■ Prompt
Only the records, exactly as written, belong in the answer; pictures do not.

(Interface dataset entries)
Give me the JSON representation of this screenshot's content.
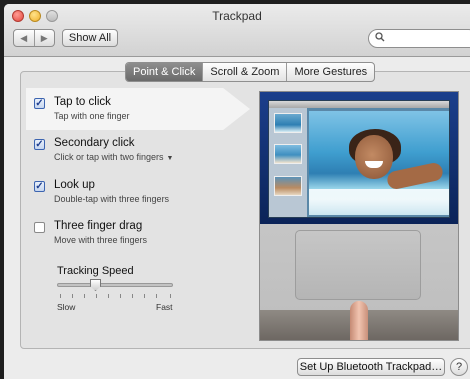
{
  "window": {
    "title": "Trackpad"
  },
  "toolbar": {
    "back_glyph": "◀",
    "forward_glyph": "▶",
    "show_all_label": "Show All",
    "search_icon": "search-icon"
  },
  "tabs": [
    {
      "label": "Point & Click",
      "selected": true
    },
    {
      "label": "Scroll & Zoom",
      "selected": false
    },
    {
      "label": "More Gestures",
      "selected": false
    }
  ],
  "options": [
    {
      "label": "Tap to click",
      "sub": "Tap with one finger",
      "checked": true,
      "has_dropdown": false
    },
    {
      "label": "Secondary click",
      "sub": "Click or tap with two fingers",
      "checked": true,
      "has_dropdown": true
    },
    {
      "label": "Look up",
      "sub": "Double-tap with three fingers",
      "checked": true,
      "has_dropdown": false
    },
    {
      "label": "Three finger drag",
      "sub": "Move with three fingers",
      "checked": false,
      "has_dropdown": false
    }
  ],
  "tracking": {
    "label": "Tracking Speed",
    "min_label": "Slow",
    "max_label": "Fast",
    "value_fraction": 0.3
  },
  "bottom": {
    "bluetooth_label": "Set Up Bluetooth Trackpad…",
    "help_label": "?"
  }
}
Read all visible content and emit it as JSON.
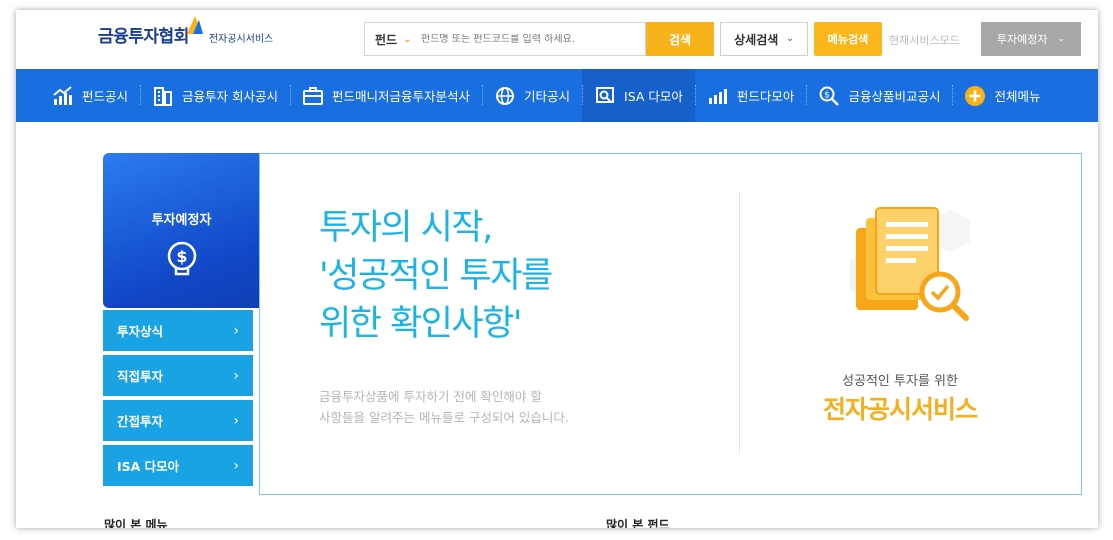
{
  "header": {
    "logo_main": "금융투자협회",
    "logo_sub": "전자공시서비스",
    "search": {
      "category": "펀드",
      "placeholder": "펀드명 또는 펀드코드를 입력 하세요.",
      "button": "검색"
    },
    "advanced_search": "상세검색",
    "menu_search": "메뉴검색",
    "mode_label": "현재서비스모드",
    "mode_value": "투자예정자"
  },
  "nav": {
    "items": [
      {
        "label": "펀드공시",
        "icon": "chart-growth-icon"
      },
      {
        "label": "금융투자 회사공시",
        "icon": "building-icon"
      },
      {
        "label": "펀드매니저금융투자분석사",
        "icon": "briefcase-icon"
      },
      {
        "label": "기타공시",
        "icon": "globe-icon"
      },
      {
        "label": "ISA 다모아",
        "icon": "search-document-icon"
      },
      {
        "label": "펀드다모아",
        "icon": "bar-chart-icon"
      },
      {
        "label": "금융상품비교공시",
        "icon": "magnify-dollar-icon"
      },
      {
        "label": "전체메뉴",
        "icon": "plus-circle-icon"
      }
    ],
    "active_index": 4
  },
  "side": {
    "title": "투자예정자",
    "icon": "lightbulb-dollar-icon",
    "items": [
      "투자상식",
      "직접투자",
      "간접투자",
      "ISA 다모아"
    ]
  },
  "banner": {
    "hero_lines": [
      "투자의 시작,",
      "'성공적인 투자를",
      "위한 확인사항'"
    ],
    "desc_lines": [
      "금융투자상품에 투자하기 전에 확인해야 할",
      "사항들을 알려주는 메뉴들로 구성되어 있습니다."
    ],
    "right_caption": "성공적인 투자를 위한",
    "right_brand": "전자공시서비스"
  },
  "below": {
    "left_title": "많이 본 메뉴",
    "right_title": "많이 본 펀드"
  },
  "colors": {
    "nav_blue": "#1a6fe0",
    "accent_orange": "#f8b31a",
    "side_item": "#1aa3e4",
    "hero_text": "#1ab3e8"
  }
}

■ Exercise solution
Give me the JSON representation of this screenshot's content.
{
  "window": {
    "title": "Trackpad"
  },
  "toolbar": {
    "back_glyph": "◀",
    "forward_glyph": "▶",
    "show_all_label": "Show All",
    "search_icon": "search-icon"
  },
  "tabs": [
    {
      "label": "Point & Click",
      "selected": true
    },
    {
      "label": "Scroll & Zoom",
      "selected": false
    },
    {
      "label": "More Gestures",
      "selected": false
    }
  ],
  "options": [
    {
      "label": "Tap to click",
      "sub": "Tap with one finger",
      "checked": true,
      "has_dropdown": false
    },
    {
      "label": "Secondary click",
      "sub": "Click or tap with two fingers",
      "checked": true,
      "has_dropdown": true
    },
    {
      "label": "Look up",
      "sub": "Double-tap with three fingers",
      "checked": true,
      "has_dropdown": false
    },
    {
      "label": "Three finger drag",
      "sub": "Move with three fingers",
      "checked": false,
      "has_dropdown": false
    }
  ],
  "tracking": {
    "label": "Tracking Speed",
    "min_label": "Slow",
    "max_label": "Fast",
    "value_fraction": 0.3
  },
  "bottom": {
    "bluetooth_label": "Set Up Bluetooth Trackpad…",
    "help_label": "?"
  }
}
Read all visible content and emit it as JSON.
{
  "header": {
    "logo_main": "금융투자협회",
    "logo_sub": "전자공시서비스",
    "search": {
      "category": "펀드",
      "placeholder": "펀드명 또는 펀드코드를 입력 하세요.",
      "button": "검색"
    },
    "advanced_search": "상세검색",
    "menu_search": "메뉴검색",
    "mode_label": "현재서비스모드",
    "mode_value": "투자예정자"
  },
  "nav": {
    "items": [
      {
        "label": "펀드공시",
        "icon": "chart-growth-icon"
      },
      {
        "label": "금융투자 회사공시",
        "icon": "building-icon"
      },
      {
        "label": "펀드매니저금융투자분석사",
        "icon": "briefcase-icon"
      },
      {
        "label": "기타공시",
        "icon": "globe-icon"
      },
      {
        "label": "ISA 다모아",
        "icon": "search-document-icon"
      },
      {
        "label": "펀드다모아",
        "icon": "bar-chart-icon"
      },
      {
        "label": "금융상품비교공시",
        "icon": "magnify-dollar-icon"
      },
      {
        "label": "전체메뉴",
        "icon": "plus-circle-icon"
      }
    ],
    "active_index": 4
  },
  "side": {
    "title": "투자예정자",
    "icon": "lightbulb-dollar-icon",
    "items": [
      "투자상식",
      "직접투자",
      "간접투자",
      "ISA 다모아"
    ]
  },
  "banner": {
    "hero_lines": [
      "투자의 시작,",
      "'성공적인 투자를",
      "위한 확인사항'"
    ],
    "desc_lines": [
      "금융투자상품에 투자하기 전에 확인해야 할",
      "사항들을 알려주는 메뉴들로 구성되어 있습니다."
    ],
    "right_caption": "성공적인 투자를 위한",
    "right_brand": "전자공시서비스"
  },
  "below": {
    "left_title": "많이 본 메뉴",
    "right_title": "많이 본 펀드"
  },
  "colors": {
    "nav_blue": "#1a6fe0",
    "accent_orange": "#f8b31a",
    "side_item": "#1aa3e4",
    "hero_text": "#1ab3e8"
  }
}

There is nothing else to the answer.